Have you ever asked yourself about the real value of networking and why you should be involved with it? A mountain of research shows that professional networks lead to more job and business opportunities, broader and deeper knowledge, improved capacity to innovate, faster advancement, and greater status and authority. Building and nurturing professional relationships also improves the quality of work and increases job satisfaction.
To put all the above in a few words, networks deliver three unique advantages: private information, access to diverse skill sets, and power.
Networking is an extremely important part of career development; it also reflects a natural affinity for connection that is common among most people. Not only that, networking well can help you feel more fulfilled in your professional life and happier in general.
Good relationships make one’s life better, and that is as true in your business connections as it is in the closer relationships that you clearly view as meaningful and valuable.
Highly diverse network ties, therefore, can help you develop more complete, creative, and unbiased views of issues. And when you trade information or skills with people whose experiences differ from your own, you provide one another with unique, exceptionally valuable resources.
Research shows that if you design and create your networks with trust, diversity, and brokerage, you can raise your level of information from what you know to whom you know and translate your dreams into reality faster. (For an example of how brokerage can work in a job-search situation, notice the accompanying story.) The story also reveals one of networking’s three key advantages — power. The extension of connections that networks enable, when leveraged intelligently, can be a powerful tool for career advancement.
Any work activity becomes more attractive when it’s linked to a higher goal. So frame your networking in those terms. Researchers found that attorneys who focused on the collective benefits of making connections (“support my firm” and “help my clients”) rather than on personal ones (“support or help my career”) felt more authentic and less dirty while networking, were more likely to network, and had more billable hours as a result.
We’ve seen this approach help female executives overcome their discomfort about pursuing relationships with journalists and publicists. When we remind them that women’s voices are underrepresented in business and that the media attention that would result from their building stronger networks might help counter gender bias, their deep-seated reluctance often subsides.
Andrea Stairs, managing director of ebay Canada, had just such a change in perspective. “I had to get over the feeling that it would be self-centered and unseemly to put myself out there in the media,” she told us. “I realized that my visibility is actually good for my company and for the image of women in the business world in general. Seeing my media presence as a way to support my colleagues and other professional women freed me to take action and embrace connections I didn’t formerly cultivate.”
Networks and the people with whom we spend our time have a tremendous effect on who we are and where we will go. Even our childhood connections make a difference in our lives. A study from researchers at Penn State and Duke universities looked at more than 700 kids in the United States over 20 years and found that social interactions in kindergarten affected career success later in life.
Likewise, research has demonstrated that children who experience secure attachment early in life are more likely to be self-confident, better working in groups, and, ultimately, more likely to be good managers.
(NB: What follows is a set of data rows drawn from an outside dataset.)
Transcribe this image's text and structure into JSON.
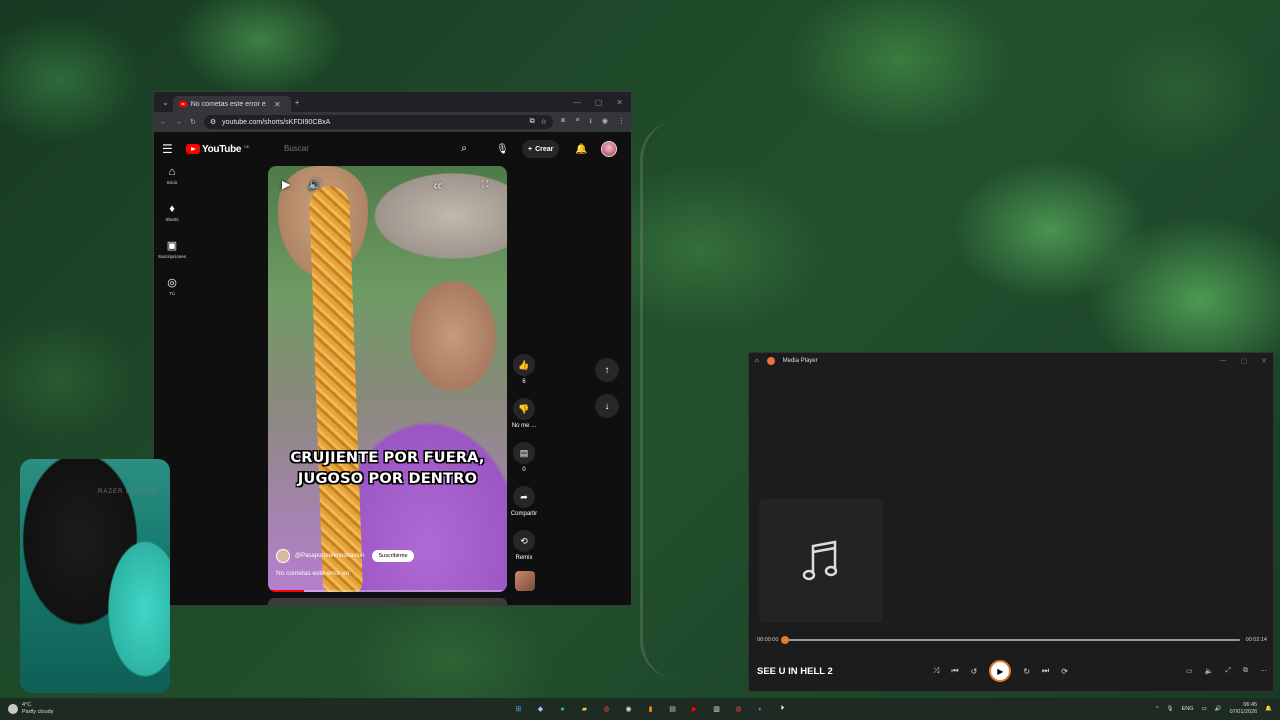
{
  "browser": {
    "tab_title": "No cometas este error en - YouTube",
    "tab_close": "✕",
    "tab_add": "+",
    "url": "youtube.com/shorts/sKFDI90CBxA",
    "window_controls": [
      "—",
      "▢",
      "✕"
    ]
  },
  "youtube": {
    "logo_text": "YouTube",
    "logo_region": "DE",
    "search_placeholder": "Buscar",
    "create_label": "Crear",
    "nav": [
      {
        "icon": "home-icon",
        "glyph": "⌂",
        "label": "Inicio"
      },
      {
        "icon": "shorts-icon",
        "glyph": "♦",
        "label": "Shorts"
      },
      {
        "icon": "subscriptions-icon",
        "glyph": "▣",
        "label": "Suscripciones"
      },
      {
        "icon": "you-icon",
        "glyph": "◎",
        "label": "Tú"
      }
    ],
    "short": {
      "caption_line1": "CRUJIENTE POR FUERA,",
      "caption_line2": "JUGOSO POR DENTRO",
      "channel": "@Pasaporteenmodoavion",
      "subscribe": "Suscribirme",
      "title": "No cometas este error en",
      "progress": 0.15
    },
    "actions": {
      "likes": "6",
      "dislike_label": "No me ...",
      "comments": "0",
      "share_label": "Compartir",
      "remix_label": "Remix"
    }
  },
  "webcam": {
    "chair_text": "RAZER EDITION"
  },
  "media_player": {
    "app_title": "Media Player",
    "elapsed": "00:00:00",
    "duration": "00:02:14",
    "track_title": "SEE U IN HELL 2",
    "position": 0.0
  },
  "taskbar": {
    "temp": "4°C",
    "weather": "Partly cloudy",
    "lang": "ENG",
    "time": "06:45",
    "date": "07/01/2026"
  }
}
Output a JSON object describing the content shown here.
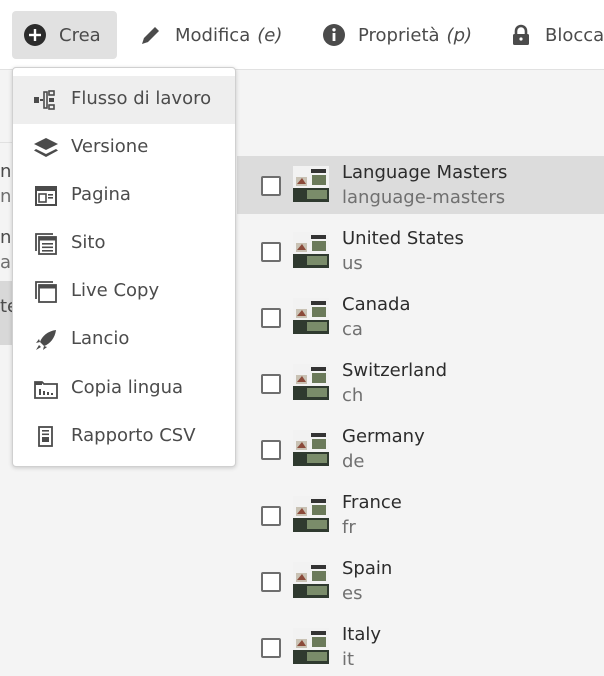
{
  "toolbar": {
    "create": {
      "label": "Crea",
      "icon": "plus-circle-icon"
    },
    "edit": {
      "label": "Modifica",
      "shortcut": "(e)",
      "icon": "pencil-icon"
    },
    "properties": {
      "label": "Proprietà",
      "shortcut": "(p)",
      "icon": "info-icon"
    },
    "lock": {
      "label": "Blocca",
      "icon": "lock-icon"
    }
  },
  "create_menu": {
    "items": [
      {
        "label": "Flusso di lavoro",
        "icon": "workflow-icon"
      },
      {
        "label": "Versione",
        "icon": "layers-icon"
      },
      {
        "label": "Pagina",
        "icon": "page-icon"
      },
      {
        "label": "Sito",
        "icon": "site-icon"
      },
      {
        "label": "Live Copy",
        "icon": "live-copy-icon"
      },
      {
        "label": "Lancio",
        "icon": "launch-icon"
      },
      {
        "label": "Copia lingua",
        "icon": "language-copy-icon"
      },
      {
        "label": "Rapporto CSV",
        "icon": "csv-report-icon"
      }
    ]
  },
  "left_column": {
    "fragments": [
      "ns",
      "ns",
      "np",
      "ap",
      "te"
    ]
  },
  "pages": [
    {
      "title": "Language Masters",
      "name": "language-masters"
    },
    {
      "title": "United States",
      "name": "us"
    },
    {
      "title": "Canada",
      "name": "ca"
    },
    {
      "title": "Switzerland",
      "name": "ch"
    },
    {
      "title": "Germany",
      "name": "de"
    },
    {
      "title": "France",
      "name": "fr"
    },
    {
      "title": "Spain",
      "name": "es"
    },
    {
      "title": "Italy",
      "name": "it"
    }
  ],
  "colors": {
    "accent": "#2c2c2c",
    "selected_row": "#dcdcdc",
    "toolbar_active": "#e1e1e1"
  }
}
Seeing the broad impact of relationships across an entire lifetime shows that networking is not simply a matter of grossly promoting yourself for financial gains or upward career mobility. Instead, it represents a valid and integral part of interpersonal and professional development that needs to be exercised in order to maximize potential success.
Remember, good networking is about succeeding by being yourself, and connecting with people you actually like.
Say you work in Payroll and Accounts Payable for 10 years. Your company is not doing so well and, unfortunately, you get laid off. As you search for a job, you see that a local gym has an opening in its payroll department. You happen to have a friend who has been a member of that gym for 15 years. That friend serves as a broker by talking to some of the employees with whom he has developed a relationship over the years, and puts in a good word for you. You score an interview and, in the end, the job, and the hiring manager feels satisfied that the company was able to find someone who came highly recommended from a valued client.
In that scenario, the role that networking played may seem like luck. You just happened to know someone who worked at that gym, and that’s how you got the job. But this is where it gets interesting. The more connections you make, the more people with whom you foster a positive relationship, the more likely you are to benefit from one of these “coincidences.”
Onega Ulanova | Co-founder, LA New Product Development Team